Belli contended, with some degree of rightfulness, that there was no kidnapping for purpose of ransom or reward, and that any injuries sustained by the officers were inflicted by the pursuers. I took the position that ransom or reward meant anything of value. They took the hostages' clothing and pocketbooks and they thereafter used them as hostages, as shields, to protect them from the pursuers' bullets so they inflicted injury just as much as if pushed into an oncoming train. Well, Melvin Belli made a state matter of it; in fact, an international matter of it. One of the prisoners, Christie, was a subject of Great Britain even though he had been in our jails about all his adult life. But Belli succeeded in getting the British press to intercede with our State Department, saying we were abusing the victim, using the Lindbergh Law against a British subject.

I was interviewed by the newspapers about it and I popped off; we were taught in law school to believe that British justice was more certain, positive and unemotional than ours, and also more prompt. I said that this Christie had been a problem of the United States ever since he was four years old, had served time in all of our jails and I didn't think it was Britain's problem, I thought it was ours. That's the way I was quoted, and the next thing I knew I had a letter signed by the Boyle Heights Gang . They described my home in San Rafael, ground floor, many windows on the ground level; they described my daughter, age 5, where she went to school; and they said if Landers, McKay and Christie are executed your daughter will be the price to pay. So I sent it up to Sacramento to see if they could get fingerprints from it. They couldn't. But again, it got to the press and they made much ado about it. So for a couple of months I wore a shoulder holster and a gun and I had a special night guard at my house and my daughter didn't go to school.

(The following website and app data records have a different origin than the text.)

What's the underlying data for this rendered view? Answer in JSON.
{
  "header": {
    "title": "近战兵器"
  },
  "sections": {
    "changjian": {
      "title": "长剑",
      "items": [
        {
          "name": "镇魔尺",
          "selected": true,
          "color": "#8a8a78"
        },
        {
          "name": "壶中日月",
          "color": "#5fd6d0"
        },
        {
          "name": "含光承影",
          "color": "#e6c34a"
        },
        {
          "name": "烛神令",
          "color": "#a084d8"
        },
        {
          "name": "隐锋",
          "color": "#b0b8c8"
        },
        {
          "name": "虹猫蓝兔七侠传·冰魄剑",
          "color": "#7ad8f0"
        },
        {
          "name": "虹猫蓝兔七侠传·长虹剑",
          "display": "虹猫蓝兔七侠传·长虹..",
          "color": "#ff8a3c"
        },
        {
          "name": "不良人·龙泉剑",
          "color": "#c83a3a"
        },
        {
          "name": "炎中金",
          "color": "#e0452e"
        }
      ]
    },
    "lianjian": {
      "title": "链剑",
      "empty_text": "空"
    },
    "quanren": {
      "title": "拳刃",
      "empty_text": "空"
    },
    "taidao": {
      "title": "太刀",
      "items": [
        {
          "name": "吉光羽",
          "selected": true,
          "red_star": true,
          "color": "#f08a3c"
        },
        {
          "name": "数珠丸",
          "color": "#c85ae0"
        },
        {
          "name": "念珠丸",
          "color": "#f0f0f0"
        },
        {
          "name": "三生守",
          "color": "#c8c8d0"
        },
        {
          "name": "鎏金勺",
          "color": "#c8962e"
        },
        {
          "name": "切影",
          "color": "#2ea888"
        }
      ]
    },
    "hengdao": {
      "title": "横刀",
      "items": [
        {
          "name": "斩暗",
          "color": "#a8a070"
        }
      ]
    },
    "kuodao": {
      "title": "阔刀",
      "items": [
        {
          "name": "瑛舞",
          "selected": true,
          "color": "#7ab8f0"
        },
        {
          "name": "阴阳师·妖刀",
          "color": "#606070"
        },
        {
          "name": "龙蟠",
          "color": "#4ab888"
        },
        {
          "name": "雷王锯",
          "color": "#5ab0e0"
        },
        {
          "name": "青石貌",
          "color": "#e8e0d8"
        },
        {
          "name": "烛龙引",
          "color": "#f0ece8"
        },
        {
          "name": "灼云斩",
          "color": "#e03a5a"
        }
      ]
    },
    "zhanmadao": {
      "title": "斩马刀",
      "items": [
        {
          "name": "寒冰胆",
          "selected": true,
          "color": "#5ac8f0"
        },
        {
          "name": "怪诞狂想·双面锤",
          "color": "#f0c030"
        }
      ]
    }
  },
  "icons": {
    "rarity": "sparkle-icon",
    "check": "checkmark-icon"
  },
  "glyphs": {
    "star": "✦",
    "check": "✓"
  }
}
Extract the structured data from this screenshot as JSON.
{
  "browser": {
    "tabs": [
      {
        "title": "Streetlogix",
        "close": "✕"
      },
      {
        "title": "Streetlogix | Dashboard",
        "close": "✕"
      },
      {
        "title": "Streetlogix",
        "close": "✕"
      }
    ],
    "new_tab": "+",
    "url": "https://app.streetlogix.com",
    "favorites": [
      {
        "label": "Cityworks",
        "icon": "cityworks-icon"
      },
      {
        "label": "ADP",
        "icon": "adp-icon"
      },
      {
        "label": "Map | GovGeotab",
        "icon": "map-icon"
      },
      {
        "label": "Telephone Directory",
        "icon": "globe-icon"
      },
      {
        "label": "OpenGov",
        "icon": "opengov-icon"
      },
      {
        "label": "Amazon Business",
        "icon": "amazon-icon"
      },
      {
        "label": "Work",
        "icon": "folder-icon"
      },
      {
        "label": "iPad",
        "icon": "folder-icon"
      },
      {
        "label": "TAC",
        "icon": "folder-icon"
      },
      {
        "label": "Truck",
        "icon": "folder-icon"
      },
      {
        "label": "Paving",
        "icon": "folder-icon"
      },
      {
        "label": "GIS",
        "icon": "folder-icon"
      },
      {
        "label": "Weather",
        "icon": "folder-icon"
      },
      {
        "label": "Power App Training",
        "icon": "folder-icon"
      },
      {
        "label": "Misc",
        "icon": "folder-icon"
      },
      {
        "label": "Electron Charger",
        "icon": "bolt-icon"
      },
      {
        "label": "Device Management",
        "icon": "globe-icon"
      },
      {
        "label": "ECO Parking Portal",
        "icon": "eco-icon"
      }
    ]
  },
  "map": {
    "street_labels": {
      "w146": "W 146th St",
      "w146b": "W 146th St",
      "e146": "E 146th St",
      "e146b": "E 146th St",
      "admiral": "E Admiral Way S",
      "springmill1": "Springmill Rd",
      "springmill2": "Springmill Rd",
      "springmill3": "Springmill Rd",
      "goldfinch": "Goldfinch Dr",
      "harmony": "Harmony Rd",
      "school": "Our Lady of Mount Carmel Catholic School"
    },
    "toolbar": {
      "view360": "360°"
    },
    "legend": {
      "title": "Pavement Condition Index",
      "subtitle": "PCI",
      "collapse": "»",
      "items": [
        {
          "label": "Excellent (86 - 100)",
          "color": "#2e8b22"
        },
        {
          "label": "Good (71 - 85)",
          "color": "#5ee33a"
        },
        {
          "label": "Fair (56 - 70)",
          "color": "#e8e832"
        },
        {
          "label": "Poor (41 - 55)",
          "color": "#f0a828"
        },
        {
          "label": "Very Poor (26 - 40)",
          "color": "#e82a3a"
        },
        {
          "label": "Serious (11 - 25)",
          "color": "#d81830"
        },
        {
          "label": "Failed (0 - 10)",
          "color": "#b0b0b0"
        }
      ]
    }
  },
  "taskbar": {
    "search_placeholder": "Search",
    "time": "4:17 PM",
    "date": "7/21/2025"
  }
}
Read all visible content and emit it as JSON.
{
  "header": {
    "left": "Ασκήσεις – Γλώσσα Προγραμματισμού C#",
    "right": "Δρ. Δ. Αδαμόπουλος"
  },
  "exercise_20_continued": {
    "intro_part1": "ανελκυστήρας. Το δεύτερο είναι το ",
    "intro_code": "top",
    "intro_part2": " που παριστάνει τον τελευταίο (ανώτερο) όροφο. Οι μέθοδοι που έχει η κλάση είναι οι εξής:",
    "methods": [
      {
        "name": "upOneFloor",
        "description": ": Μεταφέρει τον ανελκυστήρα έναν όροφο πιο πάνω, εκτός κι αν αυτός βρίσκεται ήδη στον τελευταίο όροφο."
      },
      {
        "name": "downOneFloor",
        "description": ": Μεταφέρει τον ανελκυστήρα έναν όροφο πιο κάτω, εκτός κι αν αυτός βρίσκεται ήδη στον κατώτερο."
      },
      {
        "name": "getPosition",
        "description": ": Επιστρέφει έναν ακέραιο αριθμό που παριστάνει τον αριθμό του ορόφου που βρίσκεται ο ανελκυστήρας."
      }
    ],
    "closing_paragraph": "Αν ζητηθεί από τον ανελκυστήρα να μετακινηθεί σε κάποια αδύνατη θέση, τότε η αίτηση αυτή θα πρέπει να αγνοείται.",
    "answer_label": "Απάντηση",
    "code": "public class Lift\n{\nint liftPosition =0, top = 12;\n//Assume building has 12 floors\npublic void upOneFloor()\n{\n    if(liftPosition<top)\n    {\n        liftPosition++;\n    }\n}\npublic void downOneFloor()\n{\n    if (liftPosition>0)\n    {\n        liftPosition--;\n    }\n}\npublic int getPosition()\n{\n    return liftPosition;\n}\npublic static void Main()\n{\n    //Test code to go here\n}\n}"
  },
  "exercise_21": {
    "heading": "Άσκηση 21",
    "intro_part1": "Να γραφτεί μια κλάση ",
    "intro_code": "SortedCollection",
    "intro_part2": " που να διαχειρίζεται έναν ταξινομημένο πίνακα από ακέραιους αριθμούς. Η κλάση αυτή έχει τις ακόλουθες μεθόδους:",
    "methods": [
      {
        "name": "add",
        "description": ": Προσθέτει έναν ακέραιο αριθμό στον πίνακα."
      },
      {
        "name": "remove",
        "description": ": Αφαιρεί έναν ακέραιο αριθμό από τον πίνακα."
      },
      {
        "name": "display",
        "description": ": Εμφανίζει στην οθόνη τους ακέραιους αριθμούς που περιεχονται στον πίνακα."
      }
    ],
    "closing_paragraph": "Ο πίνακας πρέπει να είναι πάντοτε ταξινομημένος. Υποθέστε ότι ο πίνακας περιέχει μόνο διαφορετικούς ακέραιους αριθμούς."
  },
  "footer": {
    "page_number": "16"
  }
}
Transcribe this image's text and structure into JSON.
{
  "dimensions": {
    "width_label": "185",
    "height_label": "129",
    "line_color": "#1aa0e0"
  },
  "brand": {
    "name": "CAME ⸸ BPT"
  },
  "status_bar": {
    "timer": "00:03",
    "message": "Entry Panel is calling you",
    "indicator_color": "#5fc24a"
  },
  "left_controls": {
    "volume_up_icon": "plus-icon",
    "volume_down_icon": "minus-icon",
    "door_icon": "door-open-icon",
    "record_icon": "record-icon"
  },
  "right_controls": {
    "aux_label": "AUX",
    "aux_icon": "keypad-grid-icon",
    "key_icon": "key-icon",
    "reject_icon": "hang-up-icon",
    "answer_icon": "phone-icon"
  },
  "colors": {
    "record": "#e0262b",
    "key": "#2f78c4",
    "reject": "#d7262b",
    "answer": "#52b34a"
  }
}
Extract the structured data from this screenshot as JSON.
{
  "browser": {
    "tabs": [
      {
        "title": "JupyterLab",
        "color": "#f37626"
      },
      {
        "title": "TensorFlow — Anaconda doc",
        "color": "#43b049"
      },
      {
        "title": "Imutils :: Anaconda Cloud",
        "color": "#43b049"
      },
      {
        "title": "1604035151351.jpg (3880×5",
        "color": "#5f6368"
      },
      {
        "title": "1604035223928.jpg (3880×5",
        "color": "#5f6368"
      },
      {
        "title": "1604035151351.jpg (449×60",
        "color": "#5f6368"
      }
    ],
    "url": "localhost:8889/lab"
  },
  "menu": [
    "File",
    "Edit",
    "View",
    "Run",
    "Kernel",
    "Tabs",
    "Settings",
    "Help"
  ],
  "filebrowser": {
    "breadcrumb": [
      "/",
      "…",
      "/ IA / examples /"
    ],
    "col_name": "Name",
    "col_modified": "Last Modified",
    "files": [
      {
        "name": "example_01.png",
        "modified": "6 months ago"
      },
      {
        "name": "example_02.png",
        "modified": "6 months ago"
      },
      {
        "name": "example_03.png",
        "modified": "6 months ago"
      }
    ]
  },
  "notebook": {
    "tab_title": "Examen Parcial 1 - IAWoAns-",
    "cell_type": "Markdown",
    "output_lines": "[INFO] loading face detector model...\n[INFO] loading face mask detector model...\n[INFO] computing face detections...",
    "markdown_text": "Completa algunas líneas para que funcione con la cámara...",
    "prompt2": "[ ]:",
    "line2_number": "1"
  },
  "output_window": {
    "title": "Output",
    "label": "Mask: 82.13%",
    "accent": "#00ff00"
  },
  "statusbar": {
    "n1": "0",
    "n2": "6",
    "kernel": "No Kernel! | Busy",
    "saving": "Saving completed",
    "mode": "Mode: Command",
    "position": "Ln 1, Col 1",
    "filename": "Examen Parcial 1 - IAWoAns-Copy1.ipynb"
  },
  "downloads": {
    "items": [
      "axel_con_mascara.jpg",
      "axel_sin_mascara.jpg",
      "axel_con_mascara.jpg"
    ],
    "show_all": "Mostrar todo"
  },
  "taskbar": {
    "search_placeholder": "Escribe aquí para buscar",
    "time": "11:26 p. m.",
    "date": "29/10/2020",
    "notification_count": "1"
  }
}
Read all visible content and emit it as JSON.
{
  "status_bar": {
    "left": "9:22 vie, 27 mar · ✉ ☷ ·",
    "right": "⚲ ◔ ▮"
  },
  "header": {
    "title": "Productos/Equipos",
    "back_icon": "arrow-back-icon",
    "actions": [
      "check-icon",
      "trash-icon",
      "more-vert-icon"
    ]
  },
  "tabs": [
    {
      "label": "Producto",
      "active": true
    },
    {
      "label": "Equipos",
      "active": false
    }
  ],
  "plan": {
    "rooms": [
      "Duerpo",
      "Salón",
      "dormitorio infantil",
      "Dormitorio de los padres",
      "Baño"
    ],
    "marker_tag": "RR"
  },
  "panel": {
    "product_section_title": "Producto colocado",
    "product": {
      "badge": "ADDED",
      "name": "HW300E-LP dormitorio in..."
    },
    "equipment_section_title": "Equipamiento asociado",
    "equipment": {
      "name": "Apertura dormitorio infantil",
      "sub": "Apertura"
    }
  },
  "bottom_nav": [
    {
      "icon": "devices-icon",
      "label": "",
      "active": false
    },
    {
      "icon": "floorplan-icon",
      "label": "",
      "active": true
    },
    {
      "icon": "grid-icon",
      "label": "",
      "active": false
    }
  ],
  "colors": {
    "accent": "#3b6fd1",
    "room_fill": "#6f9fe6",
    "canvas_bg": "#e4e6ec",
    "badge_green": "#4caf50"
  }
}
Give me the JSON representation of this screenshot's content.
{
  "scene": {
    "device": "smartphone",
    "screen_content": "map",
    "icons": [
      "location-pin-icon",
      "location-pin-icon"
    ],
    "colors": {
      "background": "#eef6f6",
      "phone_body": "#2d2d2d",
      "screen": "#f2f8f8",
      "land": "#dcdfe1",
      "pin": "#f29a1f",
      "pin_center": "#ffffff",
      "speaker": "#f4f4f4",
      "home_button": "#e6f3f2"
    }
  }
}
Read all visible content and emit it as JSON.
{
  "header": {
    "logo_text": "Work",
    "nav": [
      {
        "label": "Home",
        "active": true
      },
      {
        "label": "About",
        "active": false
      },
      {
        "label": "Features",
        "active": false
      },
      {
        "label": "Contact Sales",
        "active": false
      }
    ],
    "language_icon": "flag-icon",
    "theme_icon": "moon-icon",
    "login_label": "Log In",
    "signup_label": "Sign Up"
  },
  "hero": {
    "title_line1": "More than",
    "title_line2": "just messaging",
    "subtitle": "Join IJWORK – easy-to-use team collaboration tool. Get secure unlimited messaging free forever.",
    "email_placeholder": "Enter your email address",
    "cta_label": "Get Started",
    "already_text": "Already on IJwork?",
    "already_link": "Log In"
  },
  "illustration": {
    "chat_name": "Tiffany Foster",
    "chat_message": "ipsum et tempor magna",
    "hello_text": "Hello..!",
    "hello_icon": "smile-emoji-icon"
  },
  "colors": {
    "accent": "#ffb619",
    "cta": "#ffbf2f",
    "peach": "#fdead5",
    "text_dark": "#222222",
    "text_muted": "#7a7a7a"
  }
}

But it all blew over. Because Landers had saved the warden's life we let him plead guilty to kidnapping without personal injury. He got life with the possibility of parole. McKay and Christie stood jury trial. Belli represented them. They were convicted and the jury recommended execution by hanging. They were hung within a year's time. It was the last execution by hanging in California. Belli stopped at my office en route to the execution to deliver to me a special invitation to attend -- I've never witnessed one nor would I want to -- and he brought me a letter from the prisoners afterwards referring to me as all sorts of bad things. They said that I should come over and watch real men die. Well, so much for that. That was perhaps the most exciting time of my life.

Landers was paroled very soon afterwards. Years later I was in the Superior Courtroom in San Rafael -- it was a night proceeding -- and they had bought some new furniture from San Quentin Prison where they had manufactured. Landers was one of the moving men. He came up to me and made himself known; he had been paroled and had violated and was again sentenced to San Quentin. He was moved from San Quentin to Folsom because of his conduct and was shot and killed in an attempted escape from Folsom. So the entire bunch was gone.

I continued on for sixteen years as District Attorney, a very active time in my life. I seem to have the ability to get into all kinds of scrapes and manage to get out of them quite well.”

Reprint from Healdsburg Tribune, April 5, 1935